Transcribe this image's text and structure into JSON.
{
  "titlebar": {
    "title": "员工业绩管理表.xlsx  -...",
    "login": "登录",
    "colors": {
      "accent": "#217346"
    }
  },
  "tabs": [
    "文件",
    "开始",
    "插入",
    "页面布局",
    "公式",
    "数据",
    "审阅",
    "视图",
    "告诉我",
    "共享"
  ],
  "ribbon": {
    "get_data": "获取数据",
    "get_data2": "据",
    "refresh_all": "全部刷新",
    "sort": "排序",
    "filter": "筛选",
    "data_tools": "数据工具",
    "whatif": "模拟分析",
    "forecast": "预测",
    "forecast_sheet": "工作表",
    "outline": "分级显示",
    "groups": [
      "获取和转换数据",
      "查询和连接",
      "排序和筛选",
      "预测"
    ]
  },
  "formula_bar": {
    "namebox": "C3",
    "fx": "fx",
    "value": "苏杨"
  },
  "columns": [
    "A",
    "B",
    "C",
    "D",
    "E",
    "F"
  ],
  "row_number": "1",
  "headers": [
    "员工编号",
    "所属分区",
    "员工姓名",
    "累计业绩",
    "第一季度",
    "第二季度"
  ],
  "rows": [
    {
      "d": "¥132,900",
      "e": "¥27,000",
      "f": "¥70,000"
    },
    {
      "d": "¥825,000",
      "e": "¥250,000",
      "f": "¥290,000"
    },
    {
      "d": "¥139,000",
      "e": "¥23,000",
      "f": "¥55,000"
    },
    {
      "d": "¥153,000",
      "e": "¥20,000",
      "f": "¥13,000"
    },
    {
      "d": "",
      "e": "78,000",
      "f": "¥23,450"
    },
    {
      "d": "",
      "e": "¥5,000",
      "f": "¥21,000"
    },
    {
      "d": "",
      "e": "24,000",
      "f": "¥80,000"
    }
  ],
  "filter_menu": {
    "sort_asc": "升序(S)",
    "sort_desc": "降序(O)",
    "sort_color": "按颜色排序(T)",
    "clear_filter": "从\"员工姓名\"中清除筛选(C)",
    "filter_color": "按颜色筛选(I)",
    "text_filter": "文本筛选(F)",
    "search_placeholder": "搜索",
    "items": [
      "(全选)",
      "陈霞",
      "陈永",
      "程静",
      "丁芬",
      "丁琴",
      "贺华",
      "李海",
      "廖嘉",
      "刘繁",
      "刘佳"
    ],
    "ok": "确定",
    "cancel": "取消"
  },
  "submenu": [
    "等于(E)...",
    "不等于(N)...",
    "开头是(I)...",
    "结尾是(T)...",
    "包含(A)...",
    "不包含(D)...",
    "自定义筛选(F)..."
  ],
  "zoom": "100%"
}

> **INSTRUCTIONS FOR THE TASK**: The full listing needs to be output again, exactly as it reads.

> **WRITTEN ANSWER**:
Transcribe this image's text and structure into JSON.
{
  "titlebar": {
    "title": "员工业绩管理表.xlsx  -...",
    "login": "登录",
    "colors": {
      "accent": "#217346"
    }
  },
  "tabs": [
    "文件",
    "开始",
    "插入",
    "页面布局",
    "公式",
    "数据",
    "审阅",
    "视图",
    "告诉我",
    "共享"
  ],
  "ribbon": {
    "get_data": "获取数据",
    "get_data2": "据",
    "refresh_all": "全部刷新",
    "sort": "排序",
    "filter": "筛选",
    "data_tools": "数据工具",
    "whatif": "模拟分析",
    "forecast": "预测",
    "forecast_sheet": "工作表",
    "outline": "分级显示",
    "groups": [
      "获取和转换数据",
      "查询和连接",
      "排序和筛选",
      "预测"
    ]
  },
  "formula_bar": {
    "namebox": "C3",
    "fx": "fx",
    "value": "苏杨"
  },
  "columns": [
    "A",
    "B",
    "C",
    "D",
    "E",
    "F"
  ],
  "row_number": "1",
  "headers": [
    "员工编号",
    "所属分区",
    "员工姓名",
    "累计业绩",
    "第一季度",
    "第二季度"
  ],
  "rows": [
    {
      "d": "¥132,900",
      "e": "¥27,000",
      "f": "¥70,000"
    },
    {
      "d": "¥825,000",
      "e": "¥250,000",
      "f": "¥290,000"
    },
    {
      "d": "¥139,000",
      "e": "¥23,000",
      "f": "¥55,000"
    },
    {
      "d": "¥153,000",
      "e": "¥20,000",
      "f": "¥13,000"
    },
    {
      "d": "",
      "e": "78,000",
      "f": "¥23,450"
    },
    {
      "d": "",
      "e": "¥5,000",
      "f": "¥21,000"
    },
    {
      "d": "",
      "e": "24,000",
      "f": "¥80,000"
    }
  ],
  "filter_menu": {
    "sort_asc": "升序(S)",
    "sort_desc": "降序(O)",
    "sort_color": "按颜色排序(T)",
    "clear_filter": "从\"员工姓名\"中清除筛选(C)",
    "filter_color": "按颜色筛选(I)",
    "text_filter": "文本筛选(F)",
    "search_placeholder": "搜索",
    "items": [
      "(全选)",
      "陈霞",
      "陈永",
      "程静",
      "丁芬",
      "丁琴",
      "贺华",
      "李海",
      "廖嘉",
      "刘繁",
      "刘佳"
    ],
    "ok": "确定",
    "cancel": "取消"
  },
  "submenu": [
    "等于(E)...",
    "不等于(N)...",
    "开头是(I)...",
    "结尾是(T)...",
    "包含(A)...",
    "不包含(D)...",
    "自定义筛选(F)..."
  ],
  "zoom": "100%"
}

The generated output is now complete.